■ DIRECTIONS FOR THIS TASK
In the records below, find every line that contains "true" and list it.

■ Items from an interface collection
○ ○ ○

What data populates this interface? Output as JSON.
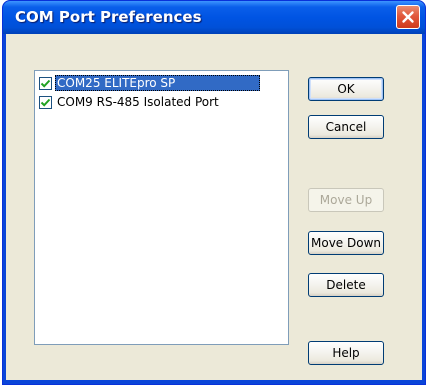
{
  "window": {
    "title": "COM Port Preferences"
  },
  "ports": [
    {
      "label": "COM25 ELITEpro SP",
      "checked": true,
      "selected": true
    },
    {
      "label": "COM9 RS-485 Isolated Port",
      "checked": true,
      "selected": false
    }
  ],
  "buttons": {
    "ok": "OK",
    "cancel": "Cancel",
    "move_up": "Move Up",
    "move_down": "Move Down",
    "delete": "Delete",
    "help": "Help"
  },
  "icons": {
    "close": "close-icon",
    "check": "check-icon"
  },
  "colors": {
    "titlebar": "#0054e3",
    "selection": "#316ac5",
    "check": "#21a121",
    "close": "#e2583c",
    "dialog_bg": "#ece9d8"
  }
}
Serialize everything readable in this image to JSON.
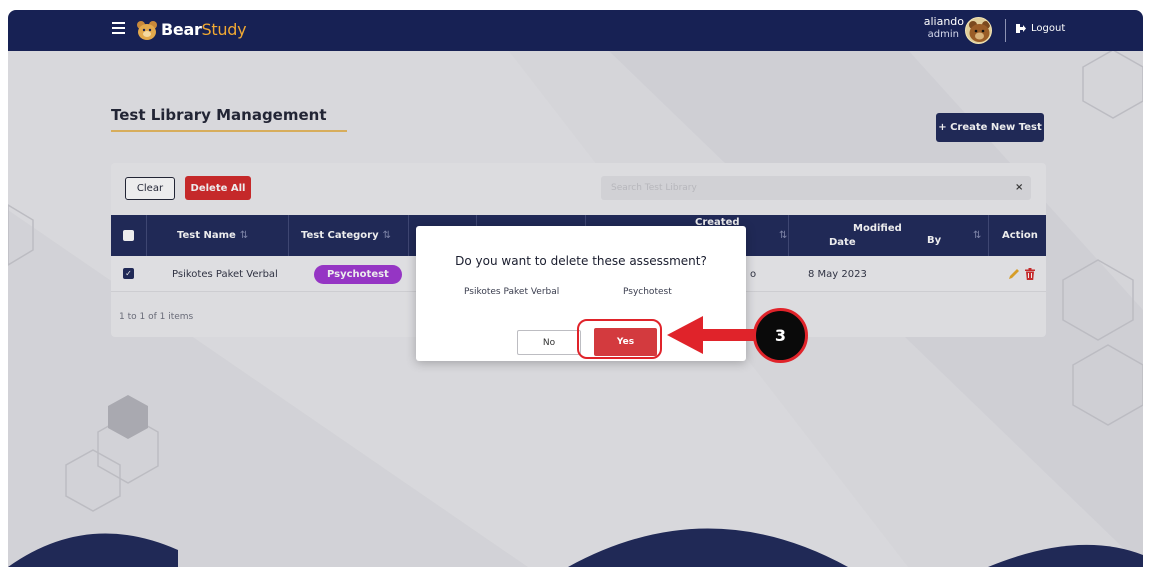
{
  "navbar": {
    "brand_part1": "Bear",
    "brand_part2": "Study",
    "user_name": "aliando",
    "user_role": "admin",
    "logout_label": "Logout"
  },
  "page": {
    "title": "Test Library Management",
    "create_button": "+ Create New Test"
  },
  "toolbar": {
    "clear_label": "Clear",
    "delete_all_label": "Delete All",
    "search_placeholder": "Search Test Library",
    "search_clear": "×"
  },
  "table": {
    "headers": {
      "test_name": "Test Name",
      "test_category": "Test Category",
      "created": "Created",
      "modified": "Modified",
      "modified_date": "Date",
      "modified_by": "By",
      "action": "Action"
    },
    "sort_glyph": "⇅",
    "rows": [
      {
        "test_name": "Psikotes Paket Verbal",
        "test_category": "Psychotest",
        "created_by_fragment": "o",
        "modified_date": "8 May 2023",
        "checked": true
      }
    ],
    "pager": "1 to 1 of 1 items"
  },
  "modal": {
    "question": "Do you want to delete these assessment?",
    "item_name": "Psikotes Paket Verbal",
    "item_category": "Psychotest",
    "no_label": "No",
    "yes_label": "Yes"
  },
  "annotation": {
    "step_number": "3"
  },
  "colors": {
    "navy": "#172154",
    "accent_gold": "#f0a833",
    "danger": "#d32121",
    "badge_purple": "#9c2fd1",
    "annotation_red": "#e0232a"
  }
}
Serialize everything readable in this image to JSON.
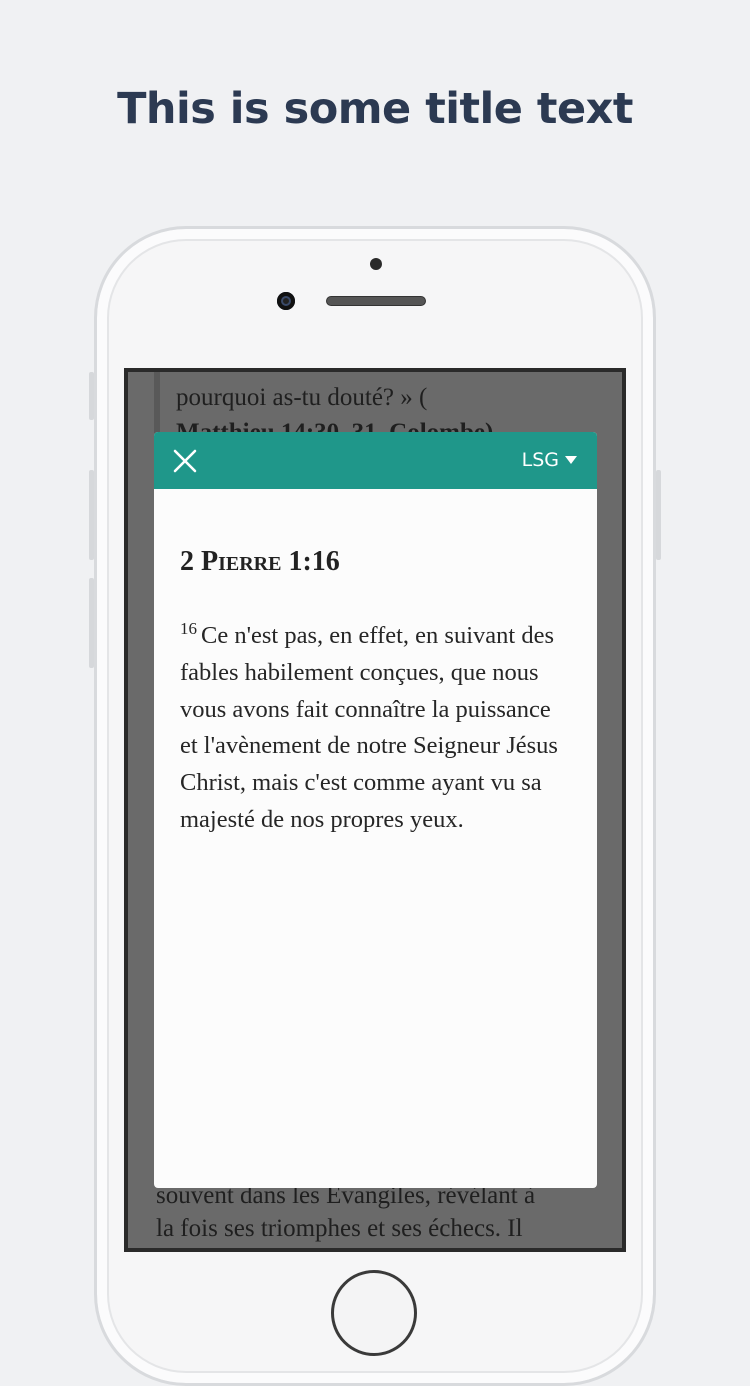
{
  "promo": {
    "title": "This is some title text"
  },
  "background": {
    "top_line1": "pourquoi as-tu douté? » (",
    "top_line2": "Matthieu 14:30, 31, Colombe).",
    "bottom_line1": "souvent dans les Évangiles, révélant à",
    "bottom_line2": "la fois ses triomphes et ses échecs. Il"
  },
  "modal": {
    "close_icon": "close-icon",
    "version_label": "LSG",
    "reference": "2 Pierre 1:16",
    "verse_number": "16",
    "verse_text": "Ce n'est pas, en effet, en suivant des fables habilement conçues, que nous vous avons fait connaître la puissance et l'avènement de notre Seigneur Jésus Christ, mais c'est comme ayant vu sa majesté de nos propres yeux."
  },
  "colors": {
    "header": "#1f978a",
    "title": "#2c3a52",
    "overlay": "#6a6a6a"
  }
}
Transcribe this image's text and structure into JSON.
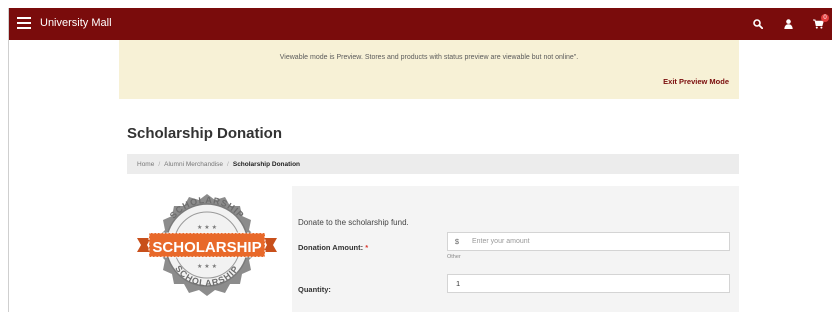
{
  "header": {
    "brand": "University Mall",
    "icons": [
      "menu-icon",
      "search-icon",
      "user-icon",
      "cart-icon"
    ],
    "cart_count": "0",
    "bar_color": "#7a0c0c"
  },
  "preview": {
    "message": "Viewable mode is Preview. Stores and products with status preview are viewable but not online\".",
    "exit_label": "Exit Preview Mode"
  },
  "page": {
    "title": "Scholarship Donation"
  },
  "breadcrumb": {
    "items": [
      "Home",
      "Alumni Merchandise",
      "Scholarship Donation"
    ]
  },
  "product": {
    "badge_alt": "SCHOLARSHIP",
    "intro": "Donate to the scholarship fund.",
    "amount_label": "Donation Amount:",
    "required_mark": "*",
    "currency_symbol": "$",
    "amount_placeholder": "Enter your amount",
    "amount_hint": "Other",
    "quantity_label": "Quantity:",
    "quantity_value": "1"
  }
}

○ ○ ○

■ REPLY TO THE EXERCISE
      "checked": true,
      "selected": true
      "checked": true,
        "checked": true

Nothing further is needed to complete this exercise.